**Exercise directions:** In the data, extract each line that holds the string "glyph".

Records excerpted from a collection
::::::::

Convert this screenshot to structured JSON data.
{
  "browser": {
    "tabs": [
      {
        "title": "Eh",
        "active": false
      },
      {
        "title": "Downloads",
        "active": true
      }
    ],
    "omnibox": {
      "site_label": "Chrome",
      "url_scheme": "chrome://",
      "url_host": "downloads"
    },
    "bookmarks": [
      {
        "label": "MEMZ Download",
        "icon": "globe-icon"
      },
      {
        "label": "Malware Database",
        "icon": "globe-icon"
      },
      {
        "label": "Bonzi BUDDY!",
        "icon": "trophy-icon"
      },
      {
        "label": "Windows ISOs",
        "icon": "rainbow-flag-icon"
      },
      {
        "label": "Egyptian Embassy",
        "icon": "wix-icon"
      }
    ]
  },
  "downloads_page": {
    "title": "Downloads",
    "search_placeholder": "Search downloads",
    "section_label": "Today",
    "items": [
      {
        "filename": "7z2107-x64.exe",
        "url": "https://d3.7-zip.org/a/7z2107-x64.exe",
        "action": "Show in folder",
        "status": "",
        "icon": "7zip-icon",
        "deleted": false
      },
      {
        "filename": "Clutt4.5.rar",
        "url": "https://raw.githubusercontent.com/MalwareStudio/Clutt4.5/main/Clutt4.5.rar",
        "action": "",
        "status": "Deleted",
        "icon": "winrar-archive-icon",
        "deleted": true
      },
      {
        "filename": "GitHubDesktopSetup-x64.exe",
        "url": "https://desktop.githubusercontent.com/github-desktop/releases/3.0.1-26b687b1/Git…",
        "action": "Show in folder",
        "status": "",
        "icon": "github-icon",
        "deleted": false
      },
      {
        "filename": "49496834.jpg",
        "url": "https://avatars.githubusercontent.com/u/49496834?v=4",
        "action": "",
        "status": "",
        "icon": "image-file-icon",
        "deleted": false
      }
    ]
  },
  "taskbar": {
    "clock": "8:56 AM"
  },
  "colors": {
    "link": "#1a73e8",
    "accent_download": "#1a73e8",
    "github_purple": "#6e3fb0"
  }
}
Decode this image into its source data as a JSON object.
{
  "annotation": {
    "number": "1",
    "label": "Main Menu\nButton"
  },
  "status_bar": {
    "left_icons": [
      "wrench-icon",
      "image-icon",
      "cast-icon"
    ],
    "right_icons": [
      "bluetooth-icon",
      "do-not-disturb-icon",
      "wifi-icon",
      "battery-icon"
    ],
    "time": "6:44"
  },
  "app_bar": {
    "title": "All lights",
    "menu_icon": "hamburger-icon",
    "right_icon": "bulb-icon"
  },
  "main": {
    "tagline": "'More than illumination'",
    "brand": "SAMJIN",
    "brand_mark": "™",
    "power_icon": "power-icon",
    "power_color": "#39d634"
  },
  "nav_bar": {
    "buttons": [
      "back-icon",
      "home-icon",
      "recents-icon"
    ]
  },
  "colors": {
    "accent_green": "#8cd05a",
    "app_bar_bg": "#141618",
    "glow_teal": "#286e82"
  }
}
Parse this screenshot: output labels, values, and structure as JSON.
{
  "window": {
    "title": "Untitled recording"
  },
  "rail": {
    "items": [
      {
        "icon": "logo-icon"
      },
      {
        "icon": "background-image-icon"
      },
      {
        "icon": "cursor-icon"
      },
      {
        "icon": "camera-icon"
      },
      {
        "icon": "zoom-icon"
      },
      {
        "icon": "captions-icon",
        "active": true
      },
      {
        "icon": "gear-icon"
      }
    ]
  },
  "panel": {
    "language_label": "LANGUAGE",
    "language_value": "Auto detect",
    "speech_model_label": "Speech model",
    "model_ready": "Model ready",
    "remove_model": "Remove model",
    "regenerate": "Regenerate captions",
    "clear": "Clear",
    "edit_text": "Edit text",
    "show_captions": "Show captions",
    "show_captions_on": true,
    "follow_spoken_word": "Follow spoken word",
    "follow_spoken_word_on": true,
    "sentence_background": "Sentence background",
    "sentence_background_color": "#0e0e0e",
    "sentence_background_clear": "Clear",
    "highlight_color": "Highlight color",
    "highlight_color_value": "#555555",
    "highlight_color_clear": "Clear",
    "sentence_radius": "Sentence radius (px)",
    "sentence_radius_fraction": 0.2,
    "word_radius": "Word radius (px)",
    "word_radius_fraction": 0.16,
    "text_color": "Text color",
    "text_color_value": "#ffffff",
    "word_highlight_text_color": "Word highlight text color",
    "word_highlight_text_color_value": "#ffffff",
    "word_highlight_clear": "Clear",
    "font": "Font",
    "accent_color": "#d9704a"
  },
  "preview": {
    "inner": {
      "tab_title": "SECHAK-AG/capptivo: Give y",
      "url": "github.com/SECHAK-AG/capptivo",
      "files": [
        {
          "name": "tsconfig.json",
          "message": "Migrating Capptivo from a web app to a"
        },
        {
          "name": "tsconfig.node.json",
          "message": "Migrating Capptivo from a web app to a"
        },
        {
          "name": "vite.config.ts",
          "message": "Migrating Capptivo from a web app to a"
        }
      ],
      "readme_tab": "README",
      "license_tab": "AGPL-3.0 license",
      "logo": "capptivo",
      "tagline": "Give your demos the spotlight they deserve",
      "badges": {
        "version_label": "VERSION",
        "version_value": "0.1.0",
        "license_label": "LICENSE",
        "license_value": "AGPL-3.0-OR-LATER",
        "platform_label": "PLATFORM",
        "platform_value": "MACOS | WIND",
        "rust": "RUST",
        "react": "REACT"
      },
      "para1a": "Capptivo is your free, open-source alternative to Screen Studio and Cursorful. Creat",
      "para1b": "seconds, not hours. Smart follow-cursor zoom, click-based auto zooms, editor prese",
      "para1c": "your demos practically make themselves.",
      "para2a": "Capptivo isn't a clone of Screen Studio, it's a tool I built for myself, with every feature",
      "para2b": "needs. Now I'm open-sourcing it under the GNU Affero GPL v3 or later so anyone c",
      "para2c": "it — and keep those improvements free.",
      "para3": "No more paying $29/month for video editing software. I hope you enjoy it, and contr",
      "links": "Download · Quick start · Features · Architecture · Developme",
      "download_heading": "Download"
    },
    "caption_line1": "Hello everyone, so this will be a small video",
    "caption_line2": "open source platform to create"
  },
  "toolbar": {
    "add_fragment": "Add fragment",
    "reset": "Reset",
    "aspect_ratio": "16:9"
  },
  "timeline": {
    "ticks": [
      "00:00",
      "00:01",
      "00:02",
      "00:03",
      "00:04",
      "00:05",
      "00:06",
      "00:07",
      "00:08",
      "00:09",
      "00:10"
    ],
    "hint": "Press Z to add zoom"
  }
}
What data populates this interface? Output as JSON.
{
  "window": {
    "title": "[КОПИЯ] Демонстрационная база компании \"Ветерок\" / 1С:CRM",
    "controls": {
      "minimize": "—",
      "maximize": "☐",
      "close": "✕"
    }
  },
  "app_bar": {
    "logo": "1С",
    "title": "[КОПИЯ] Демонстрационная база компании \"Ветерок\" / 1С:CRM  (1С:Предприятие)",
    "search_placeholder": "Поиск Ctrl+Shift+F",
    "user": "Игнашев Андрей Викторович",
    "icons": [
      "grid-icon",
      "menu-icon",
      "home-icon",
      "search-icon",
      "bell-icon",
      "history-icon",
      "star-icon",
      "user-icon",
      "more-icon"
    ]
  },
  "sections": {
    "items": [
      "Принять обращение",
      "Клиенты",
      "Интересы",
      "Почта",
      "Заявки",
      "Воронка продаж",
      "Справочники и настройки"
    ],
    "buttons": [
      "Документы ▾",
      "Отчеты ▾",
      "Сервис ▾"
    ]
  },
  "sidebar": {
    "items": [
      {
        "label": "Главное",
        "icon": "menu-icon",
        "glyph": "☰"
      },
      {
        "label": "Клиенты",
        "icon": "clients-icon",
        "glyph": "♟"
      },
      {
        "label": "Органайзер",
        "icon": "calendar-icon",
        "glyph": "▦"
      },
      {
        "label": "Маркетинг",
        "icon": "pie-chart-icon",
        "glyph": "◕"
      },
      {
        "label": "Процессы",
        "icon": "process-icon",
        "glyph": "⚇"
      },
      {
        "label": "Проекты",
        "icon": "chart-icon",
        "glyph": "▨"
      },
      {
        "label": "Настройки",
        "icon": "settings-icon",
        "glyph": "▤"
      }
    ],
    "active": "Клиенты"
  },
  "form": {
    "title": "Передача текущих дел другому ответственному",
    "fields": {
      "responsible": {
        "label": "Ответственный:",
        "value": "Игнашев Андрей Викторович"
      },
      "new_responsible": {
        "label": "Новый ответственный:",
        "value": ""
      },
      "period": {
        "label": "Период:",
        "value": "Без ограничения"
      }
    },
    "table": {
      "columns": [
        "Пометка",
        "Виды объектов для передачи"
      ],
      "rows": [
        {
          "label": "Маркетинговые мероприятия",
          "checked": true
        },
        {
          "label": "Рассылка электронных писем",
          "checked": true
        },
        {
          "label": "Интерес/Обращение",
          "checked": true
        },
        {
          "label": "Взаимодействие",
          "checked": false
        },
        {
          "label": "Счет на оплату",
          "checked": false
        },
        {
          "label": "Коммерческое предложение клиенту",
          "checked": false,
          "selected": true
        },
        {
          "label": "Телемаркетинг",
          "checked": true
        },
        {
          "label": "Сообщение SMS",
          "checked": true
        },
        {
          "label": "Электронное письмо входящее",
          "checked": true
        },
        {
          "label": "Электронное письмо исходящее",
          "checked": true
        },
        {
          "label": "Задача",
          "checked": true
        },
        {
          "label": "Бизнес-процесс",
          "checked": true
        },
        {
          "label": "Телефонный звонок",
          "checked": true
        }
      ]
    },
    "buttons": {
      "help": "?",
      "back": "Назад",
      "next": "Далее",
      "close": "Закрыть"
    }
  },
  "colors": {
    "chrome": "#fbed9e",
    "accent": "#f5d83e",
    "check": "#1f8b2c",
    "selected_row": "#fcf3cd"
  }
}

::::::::

**Completed exercise:**
        "glyph": "☰"
        "glyph": "♟"
        "glyph": "▦"
        "glyph": "◕"
        "glyph": "⚇"
        "glyph": "▨"
        "glyph": "▤"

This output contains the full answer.